Prisoners is at times a hard film to watch and forces you to consider what your behavior would be given these same circumstances. What I particularly liked about the film was the ambiguity that the story embraces; the viewer has the same limited information to go on as the characters. Much like Hugh Jackman’s character, we don’t know for sure that this man was involved in the abduction. As the action in the movie escalates, that hint of doubt is what makes this an interesting story. It we knew that Alex (Paul Danp) was guilty, it would be much easier to cheer on Jackman. But that uncertainty is more realistic and the possibility that this is an innocent man forces you to constantly re-evaluate your own value system.
The movie is greatly enhanced by its stellar cast. Prisoners benefits greatly from the outstanding actors it assembles – Jackman, Jake Gyllenhaal, Melissa Leo, Dano, Maria Bello, Terrance Howard and Viola Davis – who bring an authenticity and intensity to the story. Jackman, Gyllenhaal and Howard are particular standouts that do a lot of the heavy lifting of the film. As the fathers of the two girls that are missing, Jackman and Gyllenhaal successfully bring to life the anguish and panic of the two men while also highlighting their ethical limits. Gyllenhaal is quite good as the cop who is tasked with this case; it is a less flashy role than the others, but it helps to ground the film. The scene when he is racing to the hospital is so intense that I didn’t even realize that I was holding my breath until it was over. The women of Prisoners are also very good, but this is predominantly the men’s story. A lesser cast would have derailed this movie, but in the capable hands of these accomplished actors provide just the right emotional tenor to make Prisoners a suspenseful and gritty tale.

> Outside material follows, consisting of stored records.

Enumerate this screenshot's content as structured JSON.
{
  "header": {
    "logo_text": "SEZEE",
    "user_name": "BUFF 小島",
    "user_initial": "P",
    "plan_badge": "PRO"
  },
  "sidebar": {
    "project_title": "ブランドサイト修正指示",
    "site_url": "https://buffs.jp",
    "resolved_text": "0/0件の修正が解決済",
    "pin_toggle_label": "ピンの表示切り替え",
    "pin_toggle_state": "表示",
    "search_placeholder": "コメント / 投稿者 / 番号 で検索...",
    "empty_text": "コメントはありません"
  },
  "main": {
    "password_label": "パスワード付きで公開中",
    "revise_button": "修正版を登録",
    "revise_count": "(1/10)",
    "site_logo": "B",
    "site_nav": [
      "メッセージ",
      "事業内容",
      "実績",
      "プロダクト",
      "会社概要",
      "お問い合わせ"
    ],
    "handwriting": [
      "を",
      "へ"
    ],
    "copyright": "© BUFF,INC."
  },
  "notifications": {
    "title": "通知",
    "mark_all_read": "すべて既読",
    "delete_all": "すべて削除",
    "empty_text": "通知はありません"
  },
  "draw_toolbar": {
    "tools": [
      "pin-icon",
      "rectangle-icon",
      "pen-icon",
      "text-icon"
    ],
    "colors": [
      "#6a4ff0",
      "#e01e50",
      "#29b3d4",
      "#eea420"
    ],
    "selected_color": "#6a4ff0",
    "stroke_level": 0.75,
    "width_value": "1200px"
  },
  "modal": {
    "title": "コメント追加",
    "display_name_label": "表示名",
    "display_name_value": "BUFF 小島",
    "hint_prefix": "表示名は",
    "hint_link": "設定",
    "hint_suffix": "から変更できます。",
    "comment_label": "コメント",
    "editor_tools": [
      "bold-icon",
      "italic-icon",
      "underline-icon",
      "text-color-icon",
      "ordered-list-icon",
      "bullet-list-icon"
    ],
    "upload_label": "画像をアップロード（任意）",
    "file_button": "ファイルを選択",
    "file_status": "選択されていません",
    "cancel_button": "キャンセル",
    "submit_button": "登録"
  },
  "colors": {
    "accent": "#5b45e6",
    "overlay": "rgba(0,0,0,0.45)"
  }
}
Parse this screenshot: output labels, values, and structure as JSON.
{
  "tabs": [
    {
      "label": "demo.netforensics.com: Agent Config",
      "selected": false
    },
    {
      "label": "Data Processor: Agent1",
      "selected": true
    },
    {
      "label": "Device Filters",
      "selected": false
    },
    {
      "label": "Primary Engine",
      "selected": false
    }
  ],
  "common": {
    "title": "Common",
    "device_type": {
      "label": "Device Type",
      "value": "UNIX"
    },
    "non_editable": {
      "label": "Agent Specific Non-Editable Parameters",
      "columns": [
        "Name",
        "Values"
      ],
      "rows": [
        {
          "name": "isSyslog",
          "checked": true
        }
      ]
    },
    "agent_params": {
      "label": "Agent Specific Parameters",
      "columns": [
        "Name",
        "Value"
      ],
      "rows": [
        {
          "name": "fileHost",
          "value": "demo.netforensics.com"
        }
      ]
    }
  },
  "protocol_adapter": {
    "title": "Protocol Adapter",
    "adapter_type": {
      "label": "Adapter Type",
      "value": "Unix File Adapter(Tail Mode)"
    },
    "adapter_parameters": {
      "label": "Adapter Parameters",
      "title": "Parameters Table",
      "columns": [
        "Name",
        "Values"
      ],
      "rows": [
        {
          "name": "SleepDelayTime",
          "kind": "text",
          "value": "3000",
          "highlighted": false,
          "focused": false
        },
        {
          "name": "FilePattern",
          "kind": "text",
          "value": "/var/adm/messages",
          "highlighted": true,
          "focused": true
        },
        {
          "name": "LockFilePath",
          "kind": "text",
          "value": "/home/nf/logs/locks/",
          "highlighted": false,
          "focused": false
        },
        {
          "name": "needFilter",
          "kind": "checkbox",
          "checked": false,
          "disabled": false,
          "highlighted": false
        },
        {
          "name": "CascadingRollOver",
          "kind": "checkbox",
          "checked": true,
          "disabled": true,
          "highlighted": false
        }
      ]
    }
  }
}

However, Prisoners is a good, not great movie. What holds it back is a convoluted ending that in attempting to explain everything is rushed and confusing. The reveal was not totally unexpected, but there was so much to unpack in such a short amount of time that it was ultimately unsatisfying. I don’t know that I fully followed all of it and I’m no dummy. I really didn’t need a full explanation; it didn’t matter why all of this happened, just that it did. The last scene in particular may be slightly polarizing; I didn’t necessarily have a problem with it, but I could see why people would find it unsatisfying.
The film would have also benefitted from just a smidge more character development for the leads. We don’t really have much of an idea of what these families were like before the disappearance. Jackman gives a very powerful performance, but I think that his actions would have been even more significant if we had just a little better idea of who he was before he was put in these extraordinary circumstances. There are hints of this for some of the characters, but not a lot.
Prisoners is also a very long movie, clocking in at almost 2 hours and 30 minutes. That is a lot of time to be wallowing in the darkness and the movie definitely feels on the long side. Cutting the story down a bit would go a long way in making this film feel less like an endurance challenge.
Some other thoughts:
- This is a beautifully shot movie. The cinematography is really spectacular. It is both gritty and lush.
- The film employs a lot of tight shots of Gyllenhaal’s face. That dude blinks a LOT. It’s kind of disconcerting.
- This film further proves that Jackman is a versatile actor; he really can play just about anything.
- Gyllenhaal’s last name in the film was Loki and I couldn’t help thinking of this guy every time it was used:
Prisoners is a compelling film that forces the viewer to think about what they would do in similar circumstances. It may be a step short of a great film, but the excellent performances are not to blame. Jackson and Gyllenhaal lead a fantastic ensemble cast that have created a taut thriller where the pressure slowly builds as the story unfolds. The rushed final act prevents the film from really sticking the landing, but Prisoners is still tells an intense, if sometimes uncomfortable, tale. Parents will hug their children a little tighter after this film.